Fuller’s detractors in the meme and math wars wanted to trivialize his accomplishments and defuse them. He was a shallow showman, his critics said, who flitted from big idea to big idea, popularizing without discovering. He was in the business of hoodwinking young people. His vision was naive.
On the math side, Fuller’s lifelong quest was to in some way dislodge the cube from center stage, as the dominant polyhedron. Volume was always in cubic units, and three mutually perpendicular segments determined the very dimensionality of space. Space is three dimensional, as in X, Y and Z (the three mutually orthogonal number lines). Fuller pointed out that a tetrahedron was topologically simpler than a cube, indeed simplest in terms of enclosing a volume. Mathematicians had already arrived at “simplex” as another name for it.
The math wars, as I saw them, had to do with keeping Fuller’s explorations out of bounds, marginalized. Meanwhile, the meme wars would be about continuing to chip away at his reputation. Clearly, I was developing my own persona along classic Joseph Campbell lines: I was carving out an heroic role for myself.
I would champion my guru and fly his dymaxion flag in the thick of battle. I would recruit others to join me and raise an ephemeral army to fight back. We would continue integrating the electrical grids and accentuating the positive, even against the backdrop of renewed international hostilities and the prospect climate collapse (the two go together, as another world war might completely devastate the planet, at least from humanity’s point of view).
What I needed, though, was more of a strategy. GENI was already lobbying for better electrification. Medard Gabel, Chuck Dingee and others had been taking the World Game workshop on the road. My focus would be Synergetics, continuing my collaboration with E.J. Applewhite.
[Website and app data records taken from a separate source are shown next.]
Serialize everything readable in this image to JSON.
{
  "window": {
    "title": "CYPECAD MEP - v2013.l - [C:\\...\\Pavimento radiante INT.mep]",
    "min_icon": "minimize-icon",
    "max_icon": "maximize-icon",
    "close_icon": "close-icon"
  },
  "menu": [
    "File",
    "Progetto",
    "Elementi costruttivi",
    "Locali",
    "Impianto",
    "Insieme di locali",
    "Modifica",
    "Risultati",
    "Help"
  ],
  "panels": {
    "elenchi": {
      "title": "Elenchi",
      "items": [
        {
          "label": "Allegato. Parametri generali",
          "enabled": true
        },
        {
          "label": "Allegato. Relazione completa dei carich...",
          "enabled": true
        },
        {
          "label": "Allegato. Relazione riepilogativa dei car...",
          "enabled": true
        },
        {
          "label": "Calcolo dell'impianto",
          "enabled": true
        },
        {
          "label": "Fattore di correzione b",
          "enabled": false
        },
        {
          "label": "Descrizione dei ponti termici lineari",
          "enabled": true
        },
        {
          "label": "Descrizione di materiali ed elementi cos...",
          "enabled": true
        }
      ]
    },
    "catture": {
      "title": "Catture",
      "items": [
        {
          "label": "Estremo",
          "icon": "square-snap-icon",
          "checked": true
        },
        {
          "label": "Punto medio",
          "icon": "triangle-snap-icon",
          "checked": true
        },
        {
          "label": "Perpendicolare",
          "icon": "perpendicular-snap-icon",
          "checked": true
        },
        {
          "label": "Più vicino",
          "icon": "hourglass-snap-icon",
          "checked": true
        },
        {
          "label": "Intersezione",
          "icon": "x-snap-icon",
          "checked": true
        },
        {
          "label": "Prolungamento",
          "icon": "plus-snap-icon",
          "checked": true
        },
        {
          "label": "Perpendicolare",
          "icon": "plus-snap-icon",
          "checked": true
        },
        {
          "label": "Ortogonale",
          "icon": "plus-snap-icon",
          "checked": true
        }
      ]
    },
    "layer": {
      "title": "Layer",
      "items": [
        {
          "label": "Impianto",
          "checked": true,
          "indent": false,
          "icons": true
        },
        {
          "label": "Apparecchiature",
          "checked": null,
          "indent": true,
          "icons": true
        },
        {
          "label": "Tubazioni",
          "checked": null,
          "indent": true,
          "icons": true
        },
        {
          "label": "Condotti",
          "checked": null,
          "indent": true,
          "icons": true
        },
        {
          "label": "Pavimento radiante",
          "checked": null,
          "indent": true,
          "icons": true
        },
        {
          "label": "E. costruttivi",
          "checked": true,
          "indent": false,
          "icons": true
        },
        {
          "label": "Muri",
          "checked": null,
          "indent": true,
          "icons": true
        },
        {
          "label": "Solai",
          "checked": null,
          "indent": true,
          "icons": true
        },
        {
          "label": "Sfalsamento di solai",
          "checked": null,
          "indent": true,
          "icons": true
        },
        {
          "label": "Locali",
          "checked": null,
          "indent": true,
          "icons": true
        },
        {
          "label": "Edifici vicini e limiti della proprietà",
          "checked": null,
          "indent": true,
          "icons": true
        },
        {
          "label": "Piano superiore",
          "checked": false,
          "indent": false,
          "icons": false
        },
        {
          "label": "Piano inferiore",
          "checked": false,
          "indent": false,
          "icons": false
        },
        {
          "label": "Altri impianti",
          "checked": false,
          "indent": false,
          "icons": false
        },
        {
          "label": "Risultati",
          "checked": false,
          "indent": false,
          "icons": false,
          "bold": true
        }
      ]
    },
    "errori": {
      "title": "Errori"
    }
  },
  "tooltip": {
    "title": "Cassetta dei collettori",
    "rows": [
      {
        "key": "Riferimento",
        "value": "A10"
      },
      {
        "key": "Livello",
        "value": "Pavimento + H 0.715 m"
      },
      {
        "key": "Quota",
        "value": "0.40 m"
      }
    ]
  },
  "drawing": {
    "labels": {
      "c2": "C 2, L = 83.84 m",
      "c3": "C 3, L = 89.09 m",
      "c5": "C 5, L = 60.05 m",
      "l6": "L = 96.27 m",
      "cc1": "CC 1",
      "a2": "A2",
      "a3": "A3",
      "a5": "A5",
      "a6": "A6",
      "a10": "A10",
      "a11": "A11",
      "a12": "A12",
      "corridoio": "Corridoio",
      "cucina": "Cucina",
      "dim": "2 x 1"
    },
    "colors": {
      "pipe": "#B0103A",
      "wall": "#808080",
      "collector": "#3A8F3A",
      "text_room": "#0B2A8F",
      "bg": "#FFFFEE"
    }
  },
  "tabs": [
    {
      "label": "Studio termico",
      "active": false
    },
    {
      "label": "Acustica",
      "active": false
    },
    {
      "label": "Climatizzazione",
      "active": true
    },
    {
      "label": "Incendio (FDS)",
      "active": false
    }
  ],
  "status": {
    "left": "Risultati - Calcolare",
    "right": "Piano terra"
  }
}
I would make sure it found a place in the philosophical canon, as American literature in the Transcendentalist tradition. I would use my background at Princeton, studying Wittgenstein’s philosophy in particular, to make Synergetics more mainstream. I would write about how meaning is anchored in language games, in actions, not in static declarations or definitions of terms, aimed to point at some essence.
One of these language games would be the Quadray Coordinates apparatus, a gizmo similar to the XYZ coordinate system, but also different. We could use quadrays or Q-vectors to get across by Fuller’s meaning of “4D”, which had everything to do with the tetrahedron as a paradigm of “shape in general”. The tetrahedron, with four points and four faces, is like the Janus of space. The symbol of this coordinate system would be the “caltrop” in contrast to the XYZ “jack”.
Would I succeed? Would I be able to wedge Synergetics into the university syllabus? Stay tuned.